Other accounts make Briareus or Aegaeon one of the assailants of Olympus, who, after his defeat, was buried under Mount Aetna (Callimachus, Hymn to Delos, 141).
According to Hesiod, the Hekatonkheires were children of Gaia (Earth) and Uranus (sky). They were thus part of the very beginning of things (Kerenyi 1951:19) in the submerged prehistory of Greek myth, though they played no known part in cult. Their names were:
Briareus “the Vigorous”, also called Aigaion, Latinized as Aegaeon, the “sea goat”,
Cottus “the Striker” or “the Furious”
Gyges or Gyes “the Big-Limbed”
If some natural phenomena are symbolized by the Hekatoncheires then they may represent the gigantic forces of nature that appear in earthquakes and other convulsions or in the motion of sea waves (Mayer, Die Giganten und Titanen, 1887).
Soon after they were born their father Uranus threw them into the depths of Tartarus because he saw them as hideous monsters. In some versions Uranus saw how ugly the Hekatonkheires were at their birth and pushed them back into Gaia’s womb, upsetting Gaia greatly, causing her great pain and setting into motion the overthrow of Uranus by Cronus, who later imprisoned them in Tartarus.
The Hekatonkheires remained there, guarded by the dragon Campe, until Zeus rescued them, advised by Gaia that they would serve as good allies against Cronus and the Titans. During the War of the Titans the Hekatonkheires threw rocks as big as mountains, one hundred at a time, at the Titans, overwhelming them.
In a Corinthian myth related in the second century CE to Pausanias (Description of Greece ii. 1.6 and 4.7), Briareus was the arbitrator in a dispute between Poseidon and Helios, between sea and sun: he adjudged the Isthmus of Corinth to belong to Poseidon and the acropolis of Corinth (Acrocorinth) sacred to Helios.
The sea-goat Aegaeon “cannot be distinguished from Hesiod’s Briareos”, according to M.L. West. They are already explicitly linked in Iliad I.402-04, though they must have had separate origins: Achilles speaks to his mother the sea nymph Thetis of “the monster of the hundred arms whom the gods call Briareus, but mankind Aegaeon, a giant more powerful even than his father.” The episode is found nowhere else in Greek mythology. The Olympian gods were trying to overthrow Zeus but were stopped when Thetis brought Aegaeon to his aid – “at one time he must have shared with the goddess dominion over the depths of the Aegean Sea” (Kerenyi 1951:24). “He squatted by the Son of Cronos with such a show of force that the blessed gods slunk off in terror, leaving Zeus free.”
Scholia on Apollonius of Rhodes (i. 1165) represent Aegaeon as a son of Gaea and Pontus, the Sea, ruling the fabulous Aegaea in Euboea, an enemy of Poseidon and the inventor of warships.
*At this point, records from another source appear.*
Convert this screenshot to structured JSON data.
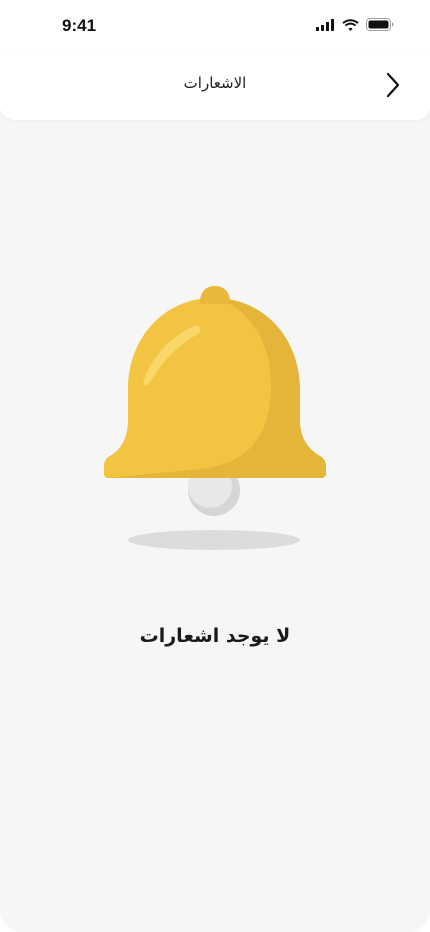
{
  "status_bar": {
    "time": "9:41",
    "icons": [
      "cellular-signal-icon",
      "wifi-icon",
      "battery-icon"
    ]
  },
  "header": {
    "title": "الاشعارات",
    "back_icon": "chevron-right-icon"
  },
  "empty_state": {
    "illustration_icon": "bell-icon",
    "message": "لا يوجد اشعارات"
  },
  "colors": {
    "bell_main": "#F2C442",
    "bell_shade": "#E5B53A",
    "background": "#F6F6F6",
    "surface": "#FFFFFF"
  }
}
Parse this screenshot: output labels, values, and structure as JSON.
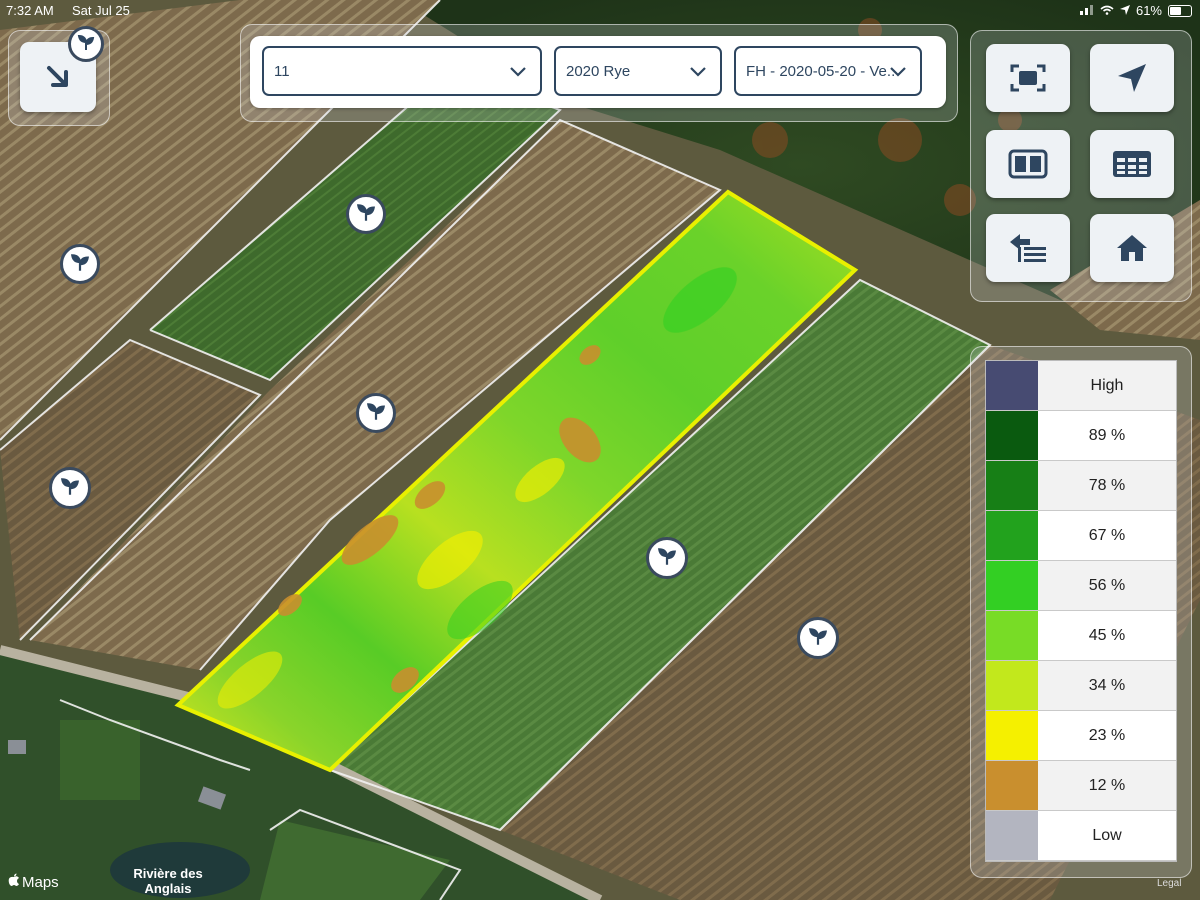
{
  "status_bar": {
    "time": "7:32 AM",
    "date": "Sat Jul 25",
    "battery": "61%",
    "battery_level": 0.61
  },
  "filters": {
    "field": "11",
    "crop": "2020 Rye",
    "layer": "FH - 2020-05-20 - Ve..."
  },
  "toolbar": {
    "collapse_icon": "arrow-down-right-icon",
    "buttons": [
      "fullscreen-icon",
      "locate-icon",
      "split-view-icon",
      "table-icon",
      "layers-back-icon",
      "home-icon"
    ]
  },
  "legend": {
    "items": [
      {
        "label": "High",
        "color": "#474b72"
      },
      {
        "label": "89 %",
        "color": "#0a5a0f"
      },
      {
        "label": "78 %",
        "color": "#177f16"
      },
      {
        "label": "67 %",
        "color": "#22a21d"
      },
      {
        "label": "56 %",
        "color": "#33cf23"
      },
      {
        "label": "45 %",
        "color": "#78dc26"
      },
      {
        "label": "34 %",
        "color": "#c2e81c"
      },
      {
        "label": "23 %",
        "color": "#f5f000"
      },
      {
        "label": "12 %",
        "color": "#c98f2e"
      },
      {
        "label": "Low",
        "color": "#b3b5c0"
      }
    ]
  },
  "map": {
    "place_label": "Rivière des Anglais",
    "place_label_line1": "Rivière des",
    "place_label_line2": "Anglais",
    "attribution": "Maps",
    "legal": "Legal",
    "field_marker_icon": "plant-icon"
  }
}
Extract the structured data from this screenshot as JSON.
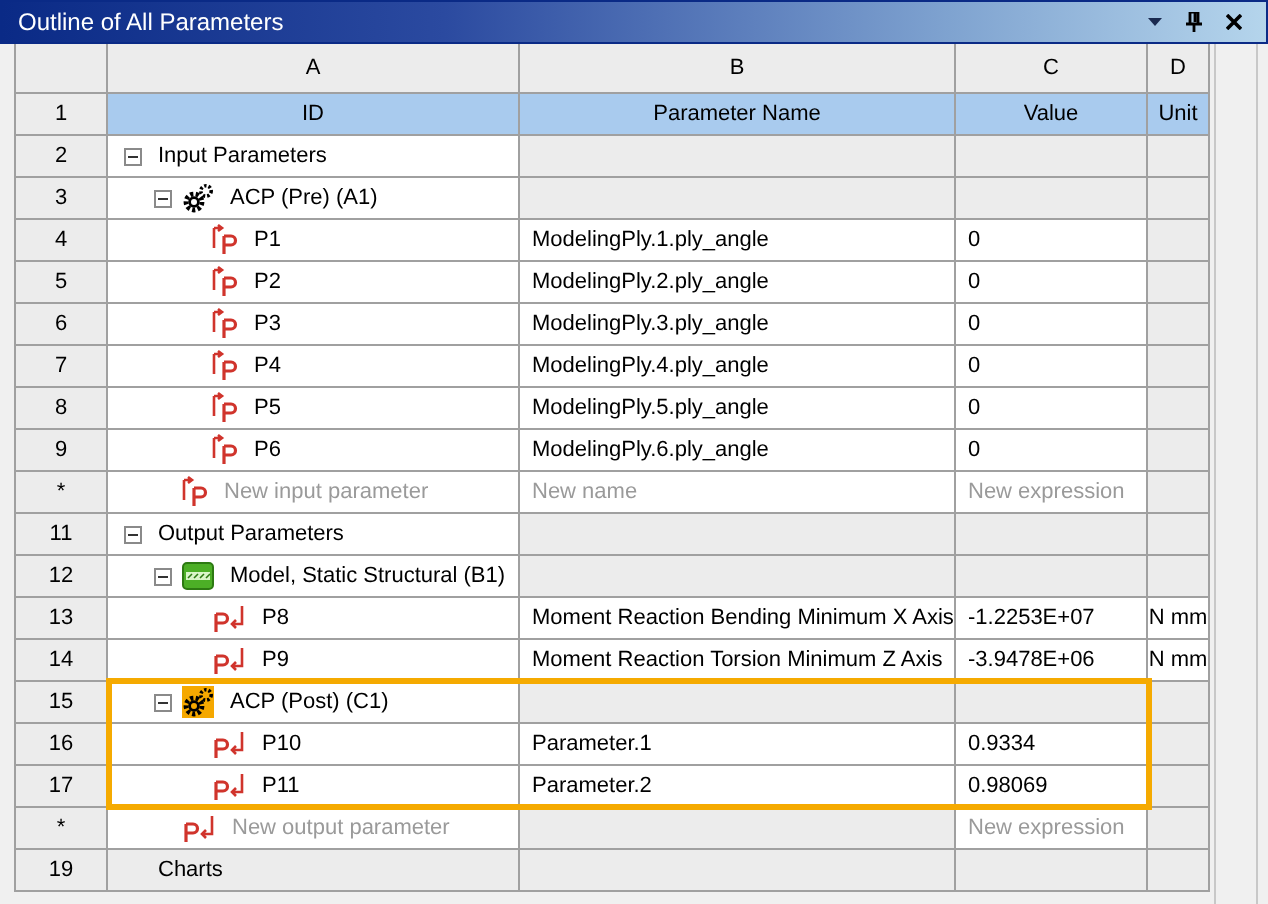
{
  "window": {
    "title": "Outline of All Parameters"
  },
  "columns": [
    {
      "letter": "A",
      "heading": "ID"
    },
    {
      "letter": "B",
      "heading": "Parameter Name"
    },
    {
      "letter": "C",
      "heading": "Value"
    },
    {
      "letter": "D",
      "heading": "Unit"
    }
  ],
  "header_num": "1",
  "tree": [
    {
      "num": "2",
      "label": "Input Parameters",
      "kind": "category",
      "expanded": true,
      "cells": [
        {
          "editable": false
        },
        {
          "editable": false
        },
        {
          "editable": false
        }
      ],
      "children": [
        {
          "num": "3",
          "label": "ACP (Pre) (A1)",
          "kind": "system",
          "expanded": true,
          "cells": [
            {
              "editable": false
            },
            {
              "editable": false
            },
            {
              "editable": false
            }
          ],
          "children": [
            {
              "num": "4",
              "label": "P1",
              "kind": "input",
              "cells": [
                {
                  "text": "ModelingPly.1.ply_angle",
                  "editable": true
                },
                {
                  "text": "0",
                  "editable": true
                },
                {
                  "editable": false
                }
              ]
            },
            {
              "num": "5",
              "label": "P2",
              "kind": "input",
              "cells": [
                {
                  "text": "ModelingPly.2.ply_angle",
                  "editable": true
                },
                {
                  "text": "0",
                  "editable": true
                },
                {
                  "editable": false
                }
              ]
            },
            {
              "num": "6",
              "label": "P3",
              "kind": "input",
              "cells": [
                {
                  "text": "ModelingPly.3.ply_angle",
                  "editable": true
                },
                {
                  "text": "0",
                  "editable": true
                },
                {
                  "editable": false
                }
              ]
            },
            {
              "num": "7",
              "label": "P4",
              "kind": "input",
              "cells": [
                {
                  "text": "ModelingPly.4.ply_angle",
                  "editable": true
                },
                {
                  "text": "0",
                  "editable": true
                },
                {
                  "editable": false
                }
              ]
            },
            {
              "num": "8",
              "label": "P5",
              "kind": "input",
              "cells": [
                {
                  "text": "ModelingPly.5.ply_angle",
                  "editable": true
                },
                {
                  "text": "0",
                  "editable": true
                },
                {
                  "editable": false
                }
              ]
            },
            {
              "num": "9",
              "label": "P6",
              "kind": "input",
              "cells": [
                {
                  "text": "ModelingPly.6.ply_angle",
                  "editable": true
                },
                {
                  "text": "0",
                  "editable": true
                },
                {
                  "editable": false
                }
              ]
            }
          ]
        },
        {
          "num": "*",
          "placeholder": "New input parameter",
          "kind": "input",
          "cells": [
            {
              "placeholder": "New name",
              "editable": true
            },
            {
              "placeholder": "New expression",
              "editable": true
            },
            {
              "editable": false
            }
          ]
        }
      ]
    },
    {
      "num": "11",
      "label": "Output Parameters",
      "kind": "category",
      "expanded": true,
      "cells": [
        {
          "editable": false
        },
        {
          "editable": false
        },
        {
          "editable": false
        }
      ],
      "children": [
        {
          "num": "12",
          "label": "Model, Static Structural (B1)",
          "kind": "model",
          "expanded": true,
          "cells": [
            {
              "editable": false
            },
            {
              "editable": false
            },
            {
              "editable": false
            }
          ],
          "children": [
            {
              "num": "13",
              "label": "P8",
              "kind": "output",
              "cells": [
                {
                  "text": "Moment Reaction Bending Minimum X Axis",
                  "editable": true
                },
                {
                  "text": "-1.2253E+07",
                  "editable": true
                },
                {
                  "text": "N mm",
                  "editable": true
                }
              ]
            },
            {
              "num": "14",
              "label": "P9",
              "kind": "output",
              "cells": [
                {
                  "text": "Moment Reaction Torsion Minimum Z Axis",
                  "editable": true
                },
                {
                  "text": "-3.9478E+06",
                  "editable": true
                },
                {
                  "text": "N mm",
                  "editable": true
                }
              ]
            }
          ]
        },
        {
          "num": "15",
          "label": "ACP (Post) (C1)",
          "kind": "post",
          "expanded": true,
          "highlighted": true,
          "cells": [
            {
              "editable": false
            },
            {
              "editable": false
            },
            {
              "editable": false
            }
          ],
          "children": [
            {
              "num": "16",
              "label": "P10",
              "kind": "output",
              "highlighted": true,
              "cells": [
                {
                  "text": "Parameter.1",
                  "editable": true
                },
                {
                  "text": "0.9334",
                  "editable": true
                },
                {
                  "editable": false
                }
              ]
            },
            {
              "num": "17",
              "label": "P11",
              "kind": "output",
              "highlighted": true,
              "cells": [
                {
                  "text": "Parameter.2",
                  "editable": true
                },
                {
                  "text": "0.98069",
                  "editable": true
                },
                {
                  "editable": false
                }
              ]
            }
          ]
        },
        {
          "num": "*",
          "placeholder": "New output parameter",
          "kind": "output",
          "cells": [
            {
              "editable": false
            },
            {
              "placeholder": "New expression",
              "editable": true
            },
            {
              "editable": false
            }
          ]
        }
      ]
    },
    {
      "num": "19",
      "label": "Charts",
      "kind": "category",
      "cells": [
        {
          "editable": false
        },
        {
          "editable": false
        },
        {
          "editable": false
        }
      ]
    }
  ]
}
In Ovid’s Metamorphoses (ii. 10) and in Philostratus’ Life of Apollonius of Tyana (iv. 6) (Theoi.com) he is a marine deity. Hesiod reconciles the archaic Hekatonkheires with the Olympian pantheon by making Briareos the son-in-law of Poseidon who gave him “Kymopoliea his daughter to wed.” (Theogony, 817).